Statistics New Zealand said dairy exports to China had increased by $114million in the year to March, compared with the previous corresponding period.

Total dairy exports increased by $250million or 29% compared with the previous year.

Charlton dairy farmer Doug Dodds said he was pleased with the increase, but recommended caution.

“It’s always a good thing, but it is important not to get too reliant on one market,” Mr Dodds said.

China was very important to the dairy industry, he said

“China is one of our biggest markets,” he said.

The export increase meant an increase in the Global Dairy Trade index, Mr Dodds said.

“It was pleasing to see the GDT rise again this morning [May 3].”

Lamb exports to China rose by $57million in the year to March, compared with the previous year.

Ferndale sheep and beef farmer Lester Dickie said he was happy with the increase.

“It pushes prices up. There is a shortage at the moment, which also pushes prices up,” Mr Dickie said.

He would like to see prices increase further, he said.

“We need to get them up further.

“They are definitely trending the right way.”

Beef and Lamb New Zealand southern South Island farm director Andrew Morrison said the meat industry was good at getting the best value out of its products.

“They are really good at maximising the value of the meat,” Mr Morrison said.

People in China were starting to buy more expensive cuts of meat, he said.

“China is starting to move up the value chain.”

It was important to build relationships with different markets, he said.

“Building a relationship with any market is a good thing.

“It is important we don’t just rely on one market,” Mr Morrison said.

Farmer and Ensign rural columnist Henry McFadzien said building a good relationship with China was vital.

“Long term, I think China is where a great deal of our trade will end up,” Mr McFadzien said.

With Brexit looming, New Zealand’s trade relationship with the United Kingdom was rocky, he said.

New Zealand needed to look to Asia to pick up the slack resulting from Brexit.
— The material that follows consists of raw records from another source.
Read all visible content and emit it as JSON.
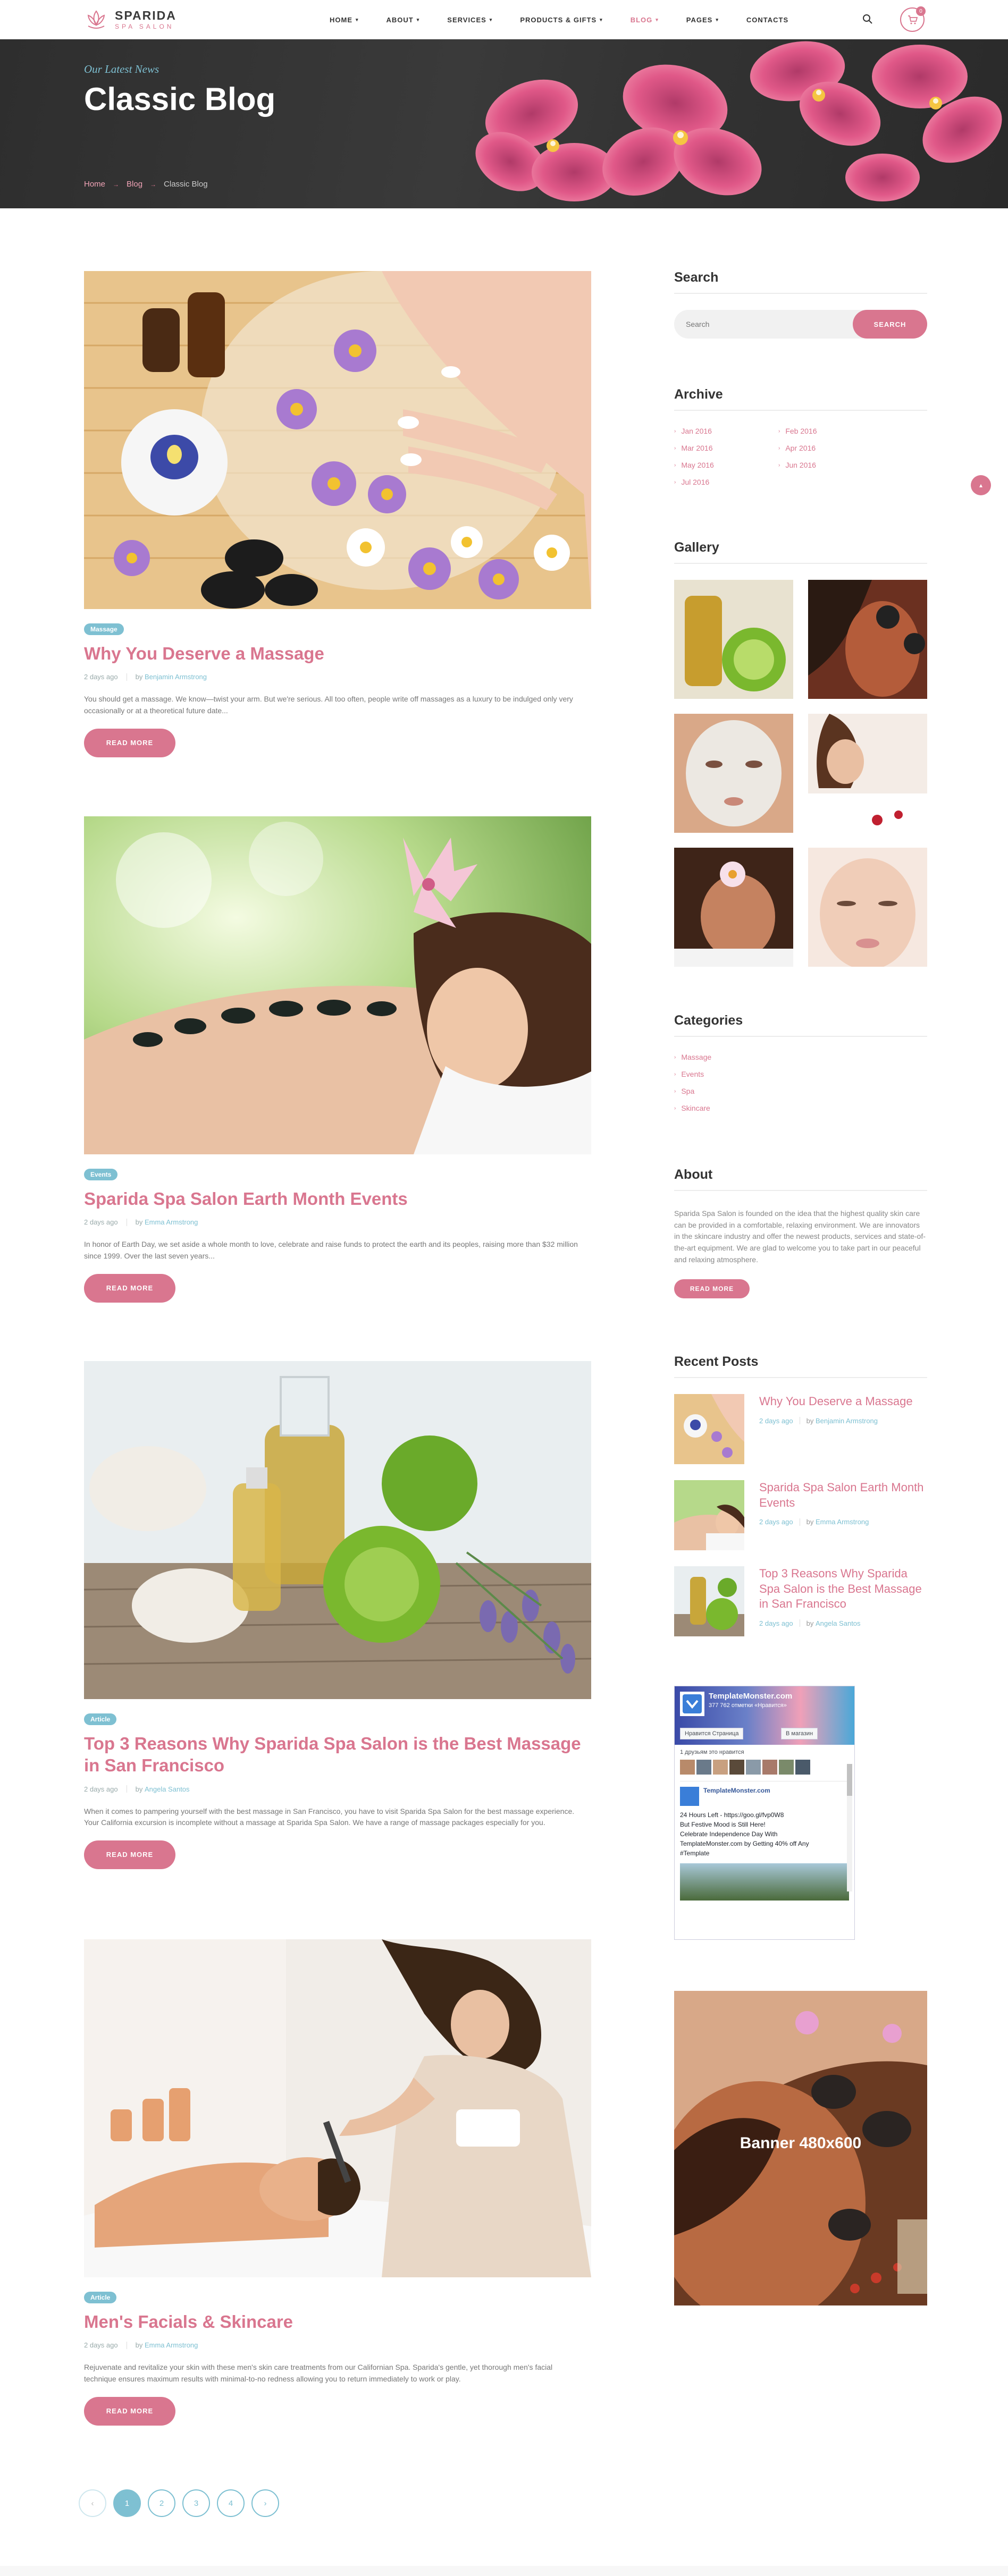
{
  "header": {
    "logo_name": "SPARIDA",
    "logo_sub": "SPA SALON",
    "nav": [
      {
        "label": "HOME",
        "caret": true
      },
      {
        "label": "ABOUT",
        "caret": true
      },
      {
        "label": "SERVICES",
        "caret": true
      },
      {
        "label": "PRODUCTS & GIFTS",
        "caret": true
      },
      {
        "label": "BLOG",
        "caret": true,
        "active": true
      },
      {
        "label": "PAGES",
        "caret": true
      },
      {
        "label": "CONTACTS",
        "caret": false
      }
    ],
    "cart_count": "0"
  },
  "hero": {
    "subtitle": "Our Latest News",
    "title": "Classic Blog",
    "breadcrumbs": [
      "Home",
      "Blog",
      "Classic Blog"
    ]
  },
  "posts": [
    {
      "tag": "Massage",
      "title": "Why You Deserve a Massage",
      "date": "2 days ago",
      "by": "by",
      "author": "Benjamin Armstrong",
      "excerpt": "You should get a massage. We know—twist your arm. But we're serious. All too often, people write off massages as a luxury to be indulged only very occasionally or at a theoretical future date...",
      "button": "READ MORE"
    },
    {
      "tag": "Events",
      "title": "Sparida Spa Salon Earth Month Events",
      "date": "2 days ago",
      "by": "by",
      "author": "Emma Armstrong",
      "excerpt": "In honor of Earth Day, we set aside a whole month to love, celebrate and raise funds to protect the earth and its peoples, raising more than $32 million since 1999. Over the last seven years...",
      "button": "READ MORE"
    },
    {
      "tag": "Article",
      "title": "Top 3 Reasons Why Sparida Spa Salon is the Best Massage in San Francisco",
      "date": "2 days ago",
      "by": "by",
      "author": "Angela Santos",
      "excerpt": "When it comes to pampering yourself with the best massage in San Francisco, you have to visit Sparida Spa Salon for the best massage experience. Your California excursion is incomplete without a massage at Sparida Spa Salon. We have a range of massage packages especially for you.",
      "button": "READ MORE"
    },
    {
      "tag": "Article",
      "title": "Men's Facials & Skincare",
      "date": "2 days ago",
      "by": "by",
      "author": "Emma Armstrong",
      "excerpt": "Rejuvenate and revitalize your skin with these men's skin care treatments from our Californian Spa. Sparida's gentle, yet thorough men's facial technique ensures maximum results with minimal-to-no redness allowing you to return immediately to work or play.",
      "button": "READ MORE"
    }
  ],
  "pagination": {
    "prev": "‹",
    "pages": [
      "1",
      "2",
      "3",
      "4"
    ],
    "next": "›",
    "current": "1"
  },
  "sidebar": {
    "search": {
      "heading": "Search",
      "placeholder": "Search",
      "button": "SEARCH"
    },
    "archive": {
      "heading": "Archive",
      "items": [
        "Jan 2016",
        "Feb 2016",
        "Mar 2016",
        "Apr 2016",
        "May 2016",
        "Jun 2016",
        "Jul 2016"
      ]
    },
    "gallery": {
      "heading": "Gallery"
    },
    "categories": {
      "heading": "Categories",
      "items": [
        "Massage",
        "Events",
        "Spa",
        "Skincare"
      ]
    },
    "about": {
      "heading": "About",
      "text": "Sparida Spa Salon is founded on the idea that the highest quality skin care can be provided in a comfortable, relaxing environment. We are innovators in the skincare industry and offer the newest products, services and state-of-the-art equipment. We are glad to welcome you to take part in our peaceful and relaxing atmosphere.",
      "button": "READ MORE"
    },
    "recent": {
      "heading": "Recent Posts",
      "items": [
        {
          "title": "Why You Deserve a Massage",
          "date": "2 days ago",
          "by": "by",
          "author": "Benjamin Armstrong"
        },
        {
          "title": "Sparida Spa Salon Earth Month Events",
          "date": "2 days ago",
          "by": "by",
          "author": "Emma Armstrong"
        },
        {
          "title": "Top 3 Reasons Why Sparida Spa Salon is the Best Massage in San Francisco",
          "date": "2 days ago",
          "by": "by",
          "author": "Angela Santos"
        }
      ]
    },
    "facebook": {
      "page_name": "TemplateMonster.com",
      "likes": "377 762 отметки «Нравится»",
      "like_btn": "Нравится Страница",
      "share_btn": "В магазин",
      "friends_text": "1 друзьям это нравится",
      "post_name": "TemplateMonster.com",
      "post_time": "24 Hours Left - https://goo.gl/fvp0W8",
      "post_line2": "But Festive Mood is Still Here!",
      "post_line3": "Celebrate Independence Day With TemplateMonster.com by Getting 40% off Any #Template"
    },
    "banner": "Banner 480x600"
  },
  "colors": {
    "accent": "#d9768f",
    "secondary": "#7ec0d2",
    "heading": "#333333"
  }
}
“China seem to be really keen on our dairy,” Mr McFadzien said.

“They [China] are not here for fun; they are here to do business.”